Magnetic materials are materials studied and used mainly for their magnetic properties. The magnetic response of a materials is largely determined by the magnetic dipole moment associated with the intrinsic angular momentum, or spin, of its electrons. A material’s response to an applied magnetic field can be characterized as diamagnetic, paramagnetic, ferromagnetic or antiferromagnetic.

Latest Research and Reviews

  • Research | | open

    Single molecule magnets have demonstrated promise for information storage, molecular spintronics and quantum computing, but are limited by their low operational temperatures. Here, Popov and coworkers prepare a SMM with a high blocking temperature of 18 K by trapping two lanthanide ions with a single-electron bond inside a fullerene.

    • Fupin Liu
    • , Denis S. Krylov
    • , Lukas Spree
    • , Stanislav M. Avdoshenko
    • , Nataliya A. Samoylova
    • , Marco Rosenkranz
    • , Aram Kostanyan
    • , Thomas Greber
    • , Anja U. B. Wolter
    • , Bernd Büchner
    •  & Alexey A. Popov
  • Research | | open
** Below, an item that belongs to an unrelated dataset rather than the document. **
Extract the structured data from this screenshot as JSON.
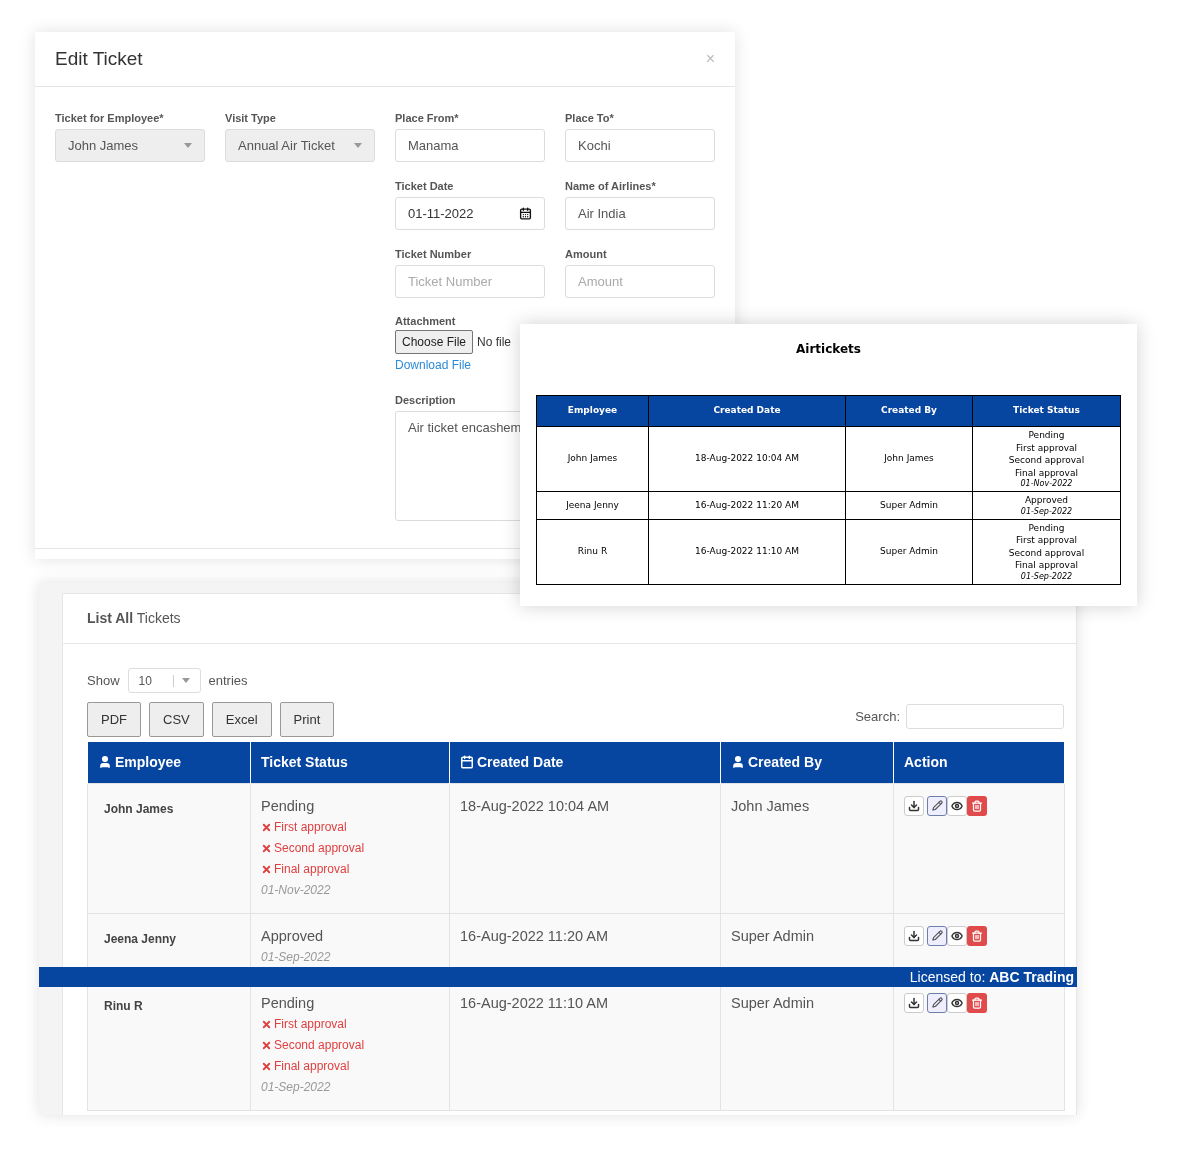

    Blatter’s radicals are highly valuable stable organic free radicals, comprising a heterocyclic ring system functionalized with a heteroaryl or alkyl group at the C-3 position. Here, the authors report a synthetic strategy to obtain Blatter’s radical substituted with an amine and amide group.

    • Jacob A. Grant
    • , Zhou Lu
    • , David E. Tucker
    • , Bryony M. Hockin
    • , Dmitry S. Yufit
    • , Mark A. Fox
    • , Ritu Kataky
    • , Victor Chechik
    •  & AnnMarie C. O’Donoghue
  • Research |

    Cooperative electronic properties that arise purely from carbon π-electrons can lead to unconventional superconductivity and quantum magnetism. New packing architectures have now been established in two caesium-intercalated polyaromatic hydrocarbons, CsPhenanthrene and Cs2Phenanthrene, both strongly correlated multi-orbital Mott insulators. The frustrated magnetic topology in CsPhenanthrene also renders it a spin-½ quantum spin liquid candidate.

    • Yasuhiro Takabayashi
    • , Melita Menelaou
    • , Hiroyuki Tamura
    • , Nayuta Takemori
    • , Takashi Koretsune
    • , Aleš Štefančič
    • , Gyöngyi Klupp
    • , A. Johan C. Buurma
    • , Yusuke Nomura
    • , Ryotaro Arita
    • , Denis Arčon
    • , Matthew J. Rosseinsky
    •  & Kosmas Prassides
    Nature Chemistry 9, 635–643
  • Research | | open

    The use of nanoscale sensors capable of detection of biological parameters is of great interest in diagnosis. Here, the authors use experimental and theoretical methods to develop a nanodiamond sensor with nitrogen vacancy defects for detection of pH and redox in a microfluidic device.

    • Torsten Rendler
    • , Jitka Neburkova
    • , Ondrej Zemek
    • , Jan Kotek
    • , Andrea Zappe
    • , Zhiqin Chu
    • , Petr Cigler
    •  & Jörg Wrachtrup

News and Comment

  • News and Views |

    Disentangling the chemistry and physics behind reported unconventional superconductivity and exotic magnetism in alkali-intercalated PAHs has remained problematic due to the lack of phase-pure samples. Two synthetic pathways have now remedied this issue, facilitating studies of cooperative electronic properties based on carbon π-electrons.

    • Roser Valentí
    •  & Stephen M. Winter
    Nature Chemistry 9, 608–609
  • News and Views |

    For more than a decade, single-molecule magnets have relied on multinuclear transition metal clusters and lanthanide compounds. Now, a mononuclear, two-coordinate iron(I) complex has shown that single transition metals can compete with the lanthanides when certain design principles from magnetochemistry are borne in mind.

    • Eckhard Bill
    Nature Chemistry 5, 556–557
  • Comments and Opinion |

    Magnets are often electrically activated, but recent research has demonstrated various schemes that can control magnetization using light and photocarriers. Nature Photonics spoke to Petr Němec and Tomas Jungwirth about their recent work on a polarization-independent optical-torque approach.